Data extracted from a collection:
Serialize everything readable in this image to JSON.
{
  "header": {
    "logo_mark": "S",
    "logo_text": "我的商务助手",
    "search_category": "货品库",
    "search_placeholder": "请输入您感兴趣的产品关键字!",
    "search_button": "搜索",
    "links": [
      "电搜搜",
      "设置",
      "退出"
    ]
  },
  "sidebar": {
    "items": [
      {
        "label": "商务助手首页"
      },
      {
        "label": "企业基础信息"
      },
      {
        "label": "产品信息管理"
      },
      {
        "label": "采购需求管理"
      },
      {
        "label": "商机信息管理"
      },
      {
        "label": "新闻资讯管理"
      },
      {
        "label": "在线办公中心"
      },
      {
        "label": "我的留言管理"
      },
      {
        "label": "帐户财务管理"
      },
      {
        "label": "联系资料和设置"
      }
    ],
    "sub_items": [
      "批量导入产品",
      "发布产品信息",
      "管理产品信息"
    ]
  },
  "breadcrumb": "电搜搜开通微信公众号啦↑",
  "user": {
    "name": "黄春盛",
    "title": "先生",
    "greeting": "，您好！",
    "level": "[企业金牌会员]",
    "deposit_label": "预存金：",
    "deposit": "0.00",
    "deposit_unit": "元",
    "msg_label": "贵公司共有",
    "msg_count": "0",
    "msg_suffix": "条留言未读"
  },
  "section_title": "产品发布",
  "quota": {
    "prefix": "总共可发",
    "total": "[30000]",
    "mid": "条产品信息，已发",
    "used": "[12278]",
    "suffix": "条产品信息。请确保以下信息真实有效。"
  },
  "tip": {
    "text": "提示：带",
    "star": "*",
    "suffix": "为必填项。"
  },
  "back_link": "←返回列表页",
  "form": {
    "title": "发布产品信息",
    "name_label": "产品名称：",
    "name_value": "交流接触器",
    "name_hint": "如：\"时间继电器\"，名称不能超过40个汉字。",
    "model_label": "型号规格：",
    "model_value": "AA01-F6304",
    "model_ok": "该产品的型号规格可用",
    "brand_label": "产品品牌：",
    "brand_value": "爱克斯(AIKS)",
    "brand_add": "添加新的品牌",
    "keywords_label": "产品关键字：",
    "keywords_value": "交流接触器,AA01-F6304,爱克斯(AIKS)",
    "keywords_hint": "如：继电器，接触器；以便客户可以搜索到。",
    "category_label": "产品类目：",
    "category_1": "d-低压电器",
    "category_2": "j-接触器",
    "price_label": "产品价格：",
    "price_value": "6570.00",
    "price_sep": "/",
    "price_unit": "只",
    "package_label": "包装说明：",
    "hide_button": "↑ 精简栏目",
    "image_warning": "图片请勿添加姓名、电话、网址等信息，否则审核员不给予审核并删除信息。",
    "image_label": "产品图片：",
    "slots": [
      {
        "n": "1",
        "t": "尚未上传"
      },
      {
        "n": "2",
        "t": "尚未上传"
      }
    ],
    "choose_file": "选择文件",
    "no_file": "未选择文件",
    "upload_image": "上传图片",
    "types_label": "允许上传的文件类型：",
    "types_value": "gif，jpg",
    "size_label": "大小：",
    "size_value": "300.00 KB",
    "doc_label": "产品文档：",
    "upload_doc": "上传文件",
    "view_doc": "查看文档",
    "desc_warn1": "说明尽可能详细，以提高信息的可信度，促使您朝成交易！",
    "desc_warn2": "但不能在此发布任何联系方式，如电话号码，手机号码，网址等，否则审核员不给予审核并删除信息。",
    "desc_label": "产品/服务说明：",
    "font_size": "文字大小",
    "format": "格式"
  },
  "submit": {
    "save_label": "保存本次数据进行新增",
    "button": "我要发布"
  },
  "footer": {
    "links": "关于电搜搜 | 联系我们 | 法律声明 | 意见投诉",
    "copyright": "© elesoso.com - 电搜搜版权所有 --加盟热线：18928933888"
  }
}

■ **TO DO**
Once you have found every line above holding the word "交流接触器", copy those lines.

■ **RESULT OF THIS EXERCISE**
    "name_value": "交流接触器",
    "keywords_value": "交流接触器,AA01-F6304,爱克斯(AIKS)",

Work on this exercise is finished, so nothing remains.